Web page and app entries
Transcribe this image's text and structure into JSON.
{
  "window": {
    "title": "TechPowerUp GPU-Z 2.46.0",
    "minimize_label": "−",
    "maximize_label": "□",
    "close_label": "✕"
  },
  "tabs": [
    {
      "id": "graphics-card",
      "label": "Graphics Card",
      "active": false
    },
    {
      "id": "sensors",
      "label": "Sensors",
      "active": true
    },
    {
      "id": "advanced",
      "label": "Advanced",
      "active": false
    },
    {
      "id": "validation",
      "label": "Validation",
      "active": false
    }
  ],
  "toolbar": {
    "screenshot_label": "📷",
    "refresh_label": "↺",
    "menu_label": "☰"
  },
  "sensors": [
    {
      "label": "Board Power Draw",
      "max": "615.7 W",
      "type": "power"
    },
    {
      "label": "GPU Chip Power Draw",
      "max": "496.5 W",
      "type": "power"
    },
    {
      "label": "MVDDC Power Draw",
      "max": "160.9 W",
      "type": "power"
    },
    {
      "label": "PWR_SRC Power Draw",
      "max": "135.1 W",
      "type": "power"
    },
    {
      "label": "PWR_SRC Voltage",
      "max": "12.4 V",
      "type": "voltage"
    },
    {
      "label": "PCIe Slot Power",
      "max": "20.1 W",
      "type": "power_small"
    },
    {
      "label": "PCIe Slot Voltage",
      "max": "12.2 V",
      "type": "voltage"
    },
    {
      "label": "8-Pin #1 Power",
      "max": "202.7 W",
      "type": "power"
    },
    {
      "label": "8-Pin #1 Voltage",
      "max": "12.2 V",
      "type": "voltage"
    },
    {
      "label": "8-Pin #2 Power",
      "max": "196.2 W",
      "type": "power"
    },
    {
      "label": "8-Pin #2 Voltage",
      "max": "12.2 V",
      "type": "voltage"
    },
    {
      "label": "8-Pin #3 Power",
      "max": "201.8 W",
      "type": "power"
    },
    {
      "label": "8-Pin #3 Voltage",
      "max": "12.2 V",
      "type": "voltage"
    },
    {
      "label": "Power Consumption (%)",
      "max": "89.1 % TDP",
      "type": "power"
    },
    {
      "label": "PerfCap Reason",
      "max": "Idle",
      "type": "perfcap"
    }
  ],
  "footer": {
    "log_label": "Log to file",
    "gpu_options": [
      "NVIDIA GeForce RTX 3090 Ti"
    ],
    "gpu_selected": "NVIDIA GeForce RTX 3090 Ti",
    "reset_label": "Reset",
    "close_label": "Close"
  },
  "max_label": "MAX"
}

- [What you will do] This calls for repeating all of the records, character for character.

- [The answer]
Transcribe this image's text and structure into JSON.
{
  "window": {
    "title": "TechPowerUp GPU-Z 2.46.0",
    "minimize_label": "−",
    "maximize_label": "□",
    "close_label": "✕"
  },
  "tabs": [
    {
      "id": "graphics-card",
      "label": "Graphics Card",
      "active": false
    },
    {
      "id": "sensors",
      "label": "Sensors",
      "active": true
    },
    {
      "id": "advanced",
      "label": "Advanced",
      "active": false
    },
    {
      "id": "validation",
      "label": "Validation",
      "active": false
    }
  ],
  "toolbar": {
    "screenshot_label": "📷",
    "refresh_label": "↺",
    "menu_label": "☰"
  },
  "sensors": [
    {
      "label": "Board Power Draw",
      "max": "615.7 W",
      "type": "power"
    },
    {
      "label": "GPU Chip Power Draw",
      "max": "496.5 W",
      "type": "power"
    },
    {
      "label": "MVDDC Power Draw",
      "max": "160.9 W",
      "type": "power"
    },
    {
      "label": "PWR_SRC Power Draw",
      "max": "135.1 W",
      "type": "power"
    },
    {
      "label": "PWR_SRC Voltage",
      "max": "12.4 V",
      "type": "voltage"
    },
    {
      "label": "PCIe Slot Power",
      "max": "20.1 W",
      "type": "power_small"
    },
    {
      "label": "PCIe Slot Voltage",
      "max": "12.2 V",
      "type": "voltage"
    },
    {
      "label": "8-Pin #1 Power",
      "max": "202.7 W",
      "type": "power"
    },
    {
      "label": "8-Pin #1 Voltage",
      "max": "12.2 V",
      "type": "voltage"
    },
    {
      "label": "8-Pin #2 Power",
      "max": "196.2 W",
      "type": "power"
    },
    {
      "label": "8-Pin #2 Voltage",
      "max": "12.2 V",
      "type": "voltage"
    },
    {
      "label": "8-Pin #3 Power",
      "max": "201.8 W",
      "type": "power"
    },
    {
      "label": "8-Pin #3 Voltage",
      "max": "12.2 V",
      "type": "voltage"
    },
    {
      "label": "Power Consumption (%)",
      "max": "89.1 % TDP",
      "type": "power"
    },
    {
      "label": "PerfCap Reason",
      "max": "Idle",
      "type": "perfcap"
    }
  ],
  "footer": {
    "log_label": "Log to file",
    "gpu_options": [
      "NVIDIA GeForce RTX 3090 Ti"
    ],
    "gpu_selected": "NVIDIA GeForce RTX 3090 Ti",
    "reset_label": "Reset",
    "close_label": "Close"
  },
  "max_label": "MAX"
}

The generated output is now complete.